I don’t know about you but I have found myself using the word “unprecedented” more in the last ten months than I ever did before. In fact, “unprecedented” has almost become cliché from overuse in recent times. The last ten months of pandemic upheaval, racial discord, and political battles have likely felt more like years for many of us due to the intensity of them and the sheer level of disruption of our lives.
For young people, the magnitude of what is happening in the world around them is even greater. To put this in perspective, think back to when you were an adolescent. For many of us, our experiences as young people were powerful, especially from the ages of 10 to 20. In psychology, this is referred to as the reminiscence bump. Friendships were more intense. Decisions felt monumental. Disappointments were harder to rebound from. We may have had our first love during this time. In fact there were many “firsts.”

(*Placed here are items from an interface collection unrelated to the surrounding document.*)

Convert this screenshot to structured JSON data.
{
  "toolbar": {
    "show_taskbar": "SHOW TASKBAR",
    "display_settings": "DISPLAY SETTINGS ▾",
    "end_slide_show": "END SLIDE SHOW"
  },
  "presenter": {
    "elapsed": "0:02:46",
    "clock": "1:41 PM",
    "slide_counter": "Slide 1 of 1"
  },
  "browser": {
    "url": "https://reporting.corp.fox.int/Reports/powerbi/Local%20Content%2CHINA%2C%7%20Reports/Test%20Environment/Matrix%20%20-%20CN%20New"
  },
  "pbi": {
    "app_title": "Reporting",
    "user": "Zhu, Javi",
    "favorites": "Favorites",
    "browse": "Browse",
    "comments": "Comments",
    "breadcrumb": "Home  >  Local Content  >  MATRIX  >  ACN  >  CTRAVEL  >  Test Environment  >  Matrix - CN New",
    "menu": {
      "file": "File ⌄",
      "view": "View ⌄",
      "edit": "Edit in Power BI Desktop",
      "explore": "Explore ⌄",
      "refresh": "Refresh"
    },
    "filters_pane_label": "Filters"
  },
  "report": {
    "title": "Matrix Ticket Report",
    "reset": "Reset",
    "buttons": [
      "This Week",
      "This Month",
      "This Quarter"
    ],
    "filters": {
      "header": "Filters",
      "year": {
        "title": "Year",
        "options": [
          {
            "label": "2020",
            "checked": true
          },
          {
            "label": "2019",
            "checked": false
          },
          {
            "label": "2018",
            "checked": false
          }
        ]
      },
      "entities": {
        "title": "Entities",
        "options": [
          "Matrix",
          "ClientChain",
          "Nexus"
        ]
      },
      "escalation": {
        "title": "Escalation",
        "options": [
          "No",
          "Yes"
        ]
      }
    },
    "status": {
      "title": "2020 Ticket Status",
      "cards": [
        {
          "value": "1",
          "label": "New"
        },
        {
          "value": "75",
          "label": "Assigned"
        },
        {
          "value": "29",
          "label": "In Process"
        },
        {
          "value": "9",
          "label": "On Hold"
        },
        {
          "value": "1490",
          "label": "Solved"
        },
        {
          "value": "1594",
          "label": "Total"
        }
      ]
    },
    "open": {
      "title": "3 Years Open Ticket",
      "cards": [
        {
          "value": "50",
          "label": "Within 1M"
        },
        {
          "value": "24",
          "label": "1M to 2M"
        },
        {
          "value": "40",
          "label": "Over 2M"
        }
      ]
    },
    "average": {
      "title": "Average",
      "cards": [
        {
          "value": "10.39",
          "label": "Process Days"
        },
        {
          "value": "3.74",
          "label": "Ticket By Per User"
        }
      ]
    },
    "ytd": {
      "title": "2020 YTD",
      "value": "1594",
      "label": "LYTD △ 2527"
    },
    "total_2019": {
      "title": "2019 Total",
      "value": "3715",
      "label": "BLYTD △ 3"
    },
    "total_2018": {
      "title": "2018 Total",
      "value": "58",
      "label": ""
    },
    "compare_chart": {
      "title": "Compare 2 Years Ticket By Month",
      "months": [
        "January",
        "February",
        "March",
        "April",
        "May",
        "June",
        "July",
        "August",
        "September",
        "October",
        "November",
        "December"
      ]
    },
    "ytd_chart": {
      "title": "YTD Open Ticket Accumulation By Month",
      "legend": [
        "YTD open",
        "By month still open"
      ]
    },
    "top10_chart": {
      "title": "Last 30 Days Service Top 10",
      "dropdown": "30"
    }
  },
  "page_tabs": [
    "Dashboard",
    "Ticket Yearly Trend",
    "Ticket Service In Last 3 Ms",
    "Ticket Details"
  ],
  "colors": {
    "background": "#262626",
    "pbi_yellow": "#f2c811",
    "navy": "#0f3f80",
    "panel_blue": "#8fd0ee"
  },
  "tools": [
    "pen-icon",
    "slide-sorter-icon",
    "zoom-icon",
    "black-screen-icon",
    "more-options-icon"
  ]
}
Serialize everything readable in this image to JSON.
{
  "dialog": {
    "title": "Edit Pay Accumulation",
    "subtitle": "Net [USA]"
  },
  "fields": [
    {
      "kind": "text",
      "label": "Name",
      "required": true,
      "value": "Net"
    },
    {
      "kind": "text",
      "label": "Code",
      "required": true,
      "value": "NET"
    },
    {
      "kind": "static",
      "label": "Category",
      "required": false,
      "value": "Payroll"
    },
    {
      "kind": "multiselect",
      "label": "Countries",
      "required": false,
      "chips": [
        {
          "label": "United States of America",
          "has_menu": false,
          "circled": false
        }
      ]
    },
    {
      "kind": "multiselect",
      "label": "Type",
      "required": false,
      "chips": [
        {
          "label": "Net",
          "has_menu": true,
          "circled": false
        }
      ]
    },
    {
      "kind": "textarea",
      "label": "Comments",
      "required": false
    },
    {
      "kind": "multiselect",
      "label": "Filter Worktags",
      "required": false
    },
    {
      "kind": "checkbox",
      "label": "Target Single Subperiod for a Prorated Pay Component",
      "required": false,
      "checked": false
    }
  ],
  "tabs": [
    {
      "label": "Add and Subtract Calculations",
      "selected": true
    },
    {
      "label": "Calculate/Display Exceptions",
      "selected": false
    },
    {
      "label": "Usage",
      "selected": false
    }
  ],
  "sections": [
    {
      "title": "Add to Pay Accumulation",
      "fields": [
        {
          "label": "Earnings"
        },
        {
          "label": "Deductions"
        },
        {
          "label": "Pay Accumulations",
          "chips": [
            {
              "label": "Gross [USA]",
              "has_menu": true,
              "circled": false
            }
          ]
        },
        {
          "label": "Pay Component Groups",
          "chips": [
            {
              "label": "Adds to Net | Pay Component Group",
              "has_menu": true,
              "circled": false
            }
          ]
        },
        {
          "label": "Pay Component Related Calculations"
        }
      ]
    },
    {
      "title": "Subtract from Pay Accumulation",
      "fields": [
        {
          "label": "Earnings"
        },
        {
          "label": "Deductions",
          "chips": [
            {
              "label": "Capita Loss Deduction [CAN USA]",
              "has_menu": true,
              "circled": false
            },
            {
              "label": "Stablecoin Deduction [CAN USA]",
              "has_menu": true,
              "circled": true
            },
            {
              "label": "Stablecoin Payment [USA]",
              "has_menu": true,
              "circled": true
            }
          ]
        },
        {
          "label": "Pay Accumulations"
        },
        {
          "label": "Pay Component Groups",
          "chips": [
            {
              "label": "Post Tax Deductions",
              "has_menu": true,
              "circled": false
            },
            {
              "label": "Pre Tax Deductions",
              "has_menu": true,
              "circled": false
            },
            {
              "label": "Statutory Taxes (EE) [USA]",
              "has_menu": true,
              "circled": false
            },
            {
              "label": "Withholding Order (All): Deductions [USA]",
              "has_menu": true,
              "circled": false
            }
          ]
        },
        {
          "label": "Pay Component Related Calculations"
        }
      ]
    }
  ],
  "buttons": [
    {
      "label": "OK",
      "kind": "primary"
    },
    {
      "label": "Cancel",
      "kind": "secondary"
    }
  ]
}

The experiences we have faced during the last ten months also were “firsts” for most of us, but these firsts were not some of the expected firsts of adolescence, they were unexpected firsts. The memories we will take with us from this time in our lives will remain with us for the rest of our lives. Through what lens do we try to make sense of what has happened and the continuing evolution of our country’s response to public health, social justice and equity, and politics? And how might we help our young people to frame their thinking?
Yesterday we honored Dr. Martin Luther King, Jr. for the role he played as a leader in the civil rights movement as the reckoning of our country’s history of race relations continues to play out in a myriad of ways. There are so many profound things he said during his far too short life. Part of his legacy lives on through remembering his wise words. Among them:
“The function of education is to teach one to think intensively and to think critically. Intelligence plus character – that is the goal of true education.”
– Dr. Martin Luther King, Jr.
During these unprecedented times, thinking intensely and critically is a path to understanding and true scholarship. As a school, Roycemore strives to support young people to think critically, to understand diverse points of view, and to learn the importance of citizenship in our American democracy. This moment that we are collectively experiencing will affect young people in powerful ways, and certainly differently than it affects adults. However, by helping young people to cultivate “strength and careful judgement” as our school motto calls us to do, and by loving them unconditionally, we can help them reframe this moment as a time of great challenge, paired with accelerated learning, and hopefully profound breakthroughs as they gain new perspectives and confidence in their abilities.